An important milestone was reached this week, with agreement by the 193 Member States of the United Nations on how to make it better able to deliver on the Sustainable Development Goals (SDGs). What are the changes, what will they mean, and how do they fit into a broader plan for reform?
Secretary-General António Guterres came to office last year with an ambitious agenda for transforming the UN. In his very first speech to the General Assembly, he set out the case for why the UN needed to adapt and innovate in response to the pressing and interlinked development, peace and security, and humanitarian challenges facing the world. The adoption of the SDGs and the Paris Agreement on climate change in 2015, as well as global agreements on financing for development and sustaining peace, have also provided impetus and a clear vision for the future work of the UN.
The Secretary-General identified three changes to the way the UN works that would deliver the biggest impact: repositioning the UN development system, reconfiguring the parts of the UN working on peace and security, and modernizing management of the organization. Running as a current through the three reform areas, the Secretary-General also launched an ambitious timetable for reaching gender parity across the entire UN system. A year and a half later, the UN has already reached that milestone at leadership levels for the first time in history and is making rapid headway on the ground.
Repositioning the UN Development System
This week, another critical accomplishment took place, as Member States in the General Assembly reached agreement on a comprehensive package of reforms in the first of the priority areas – strengthening how the UN supports countries in meeting the SDGs. The global goals represent an ambitious set of common goals for a more prosperous and sustainable future. They rest on the clear recognition that poverty eradication cannot be tackled without strategies for addressing inequalities, spurring economic growth, promoting sustainability – including tackling climate change – and strengthening governance, prevention, and peace.
The scope of the SDGs means that the UN must transform how it works to deliver support to countries in partnership with government, civil society, business, philanthropy, and individuals. Last December, the Secretary-General set out ambitious proposals for how to do this. The report detailing his reforms noted: “The 2030 Agenda is our boldest framework for advancing the well-being of humankind.
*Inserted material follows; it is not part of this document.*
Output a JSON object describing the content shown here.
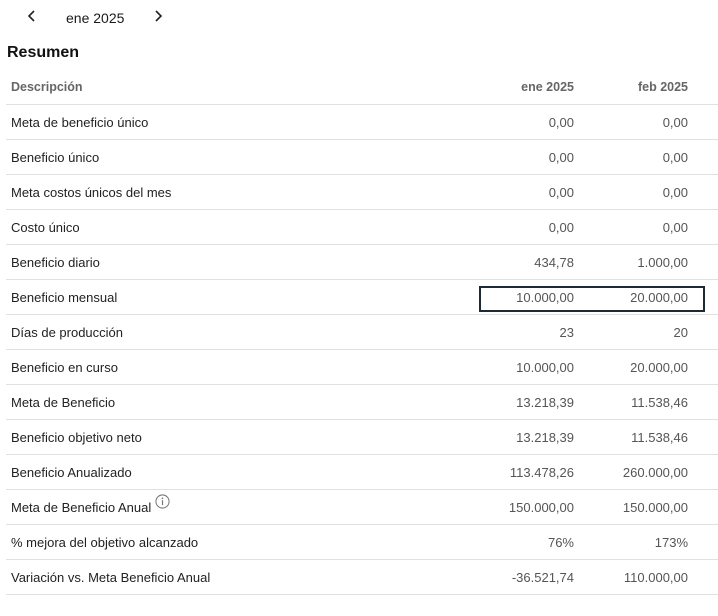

Its soaring ambition – to ensure peace and prosperity for all on a healthy planet – requires equally bold changes across the United Nations.” After extensive consultations, the 193 countries represented in the UN have now reached agreement on measures that will deliver a more efficient and coherent approach to how different parts of the UN support countries on achieving the SDGs.
An important part of achieving this new approach is through transforming the role of the resident coordinator – the senior-most UN official in the field. Resident coordinators are responsible for heading up the UN’s development work on the ground in individual countries, often also encompassing humanitarian and security responsibilities. But many of them currently have the almost impossible job of doing this on a part-time basis while at the same time heading up the work of the UN Development Programme (UNDP) in that country.
With the reforms, each country will have a dedicated resident coordinator and a separate dedicated head of UNDP. Separating out these roles will allow the new resident coordinator to focus 100% of her or his time on working with government officials and other stakeholders to make sure that UN agencies collectively can help countries deliver on their highest priorities to achieve the SDGs.
The new resident coordinator will lead cross-UN approaches to identify a country’s specific needs and then work out which UN entities are best placed to help meet those needs. What is needed in a small island developing country is very different than that of a large continental one, for example, and, in the future, UN teams will be better tailored to an individual country.
To create a joined-up approach, staff from different parts of the UN will also be physically brought together, with the UN setting an ambitious target of 50% of UN entities using common premises by 2021. Given that the UN can sometimes have up to 20 different agencies in a country, this should result in significant cost savings as well as more strategic focus.
Underpinning these reforms will be a stronger team in New York, with the resident coordinators reporting directly to leadership at the top of the UN – creating a direct accountability link between the UN in New York and leadership on the ground, where the vast majority of UN staff working on development issues are located.
Reaching agreement on these reforms has already been an impressive feat. While Member States agreed on the principles of reforming how the UN supports development in an SDG era, there were many details to hammer out on how this would work in practice. One particular debate was around how to pay for the new and important resident coordinator positions. In the end, Member States reached a compromise whereby the costs would be shared between the budgets of the UN secretariat and the different funds, programs, and agencies involved, which are funded on a voluntary basis.
The successful completion of the negotiations on development reform demonstrates that despite the many differences between countries in the General Assembly, delivering the SDGs remains a common cause that 193 countries can get behind. Let’s hope this collaborative spirit and focus on reaching agreement and delivering results will prevail as the General Assembly takes up the other two strands – peace and security, and management reform. Negotiations on both strands have started and are expected to be concluded by the end of June.
As the Secretary-General said, “In the end, reform is about putting in place the mechanisms to make a real difference in the lives of people.”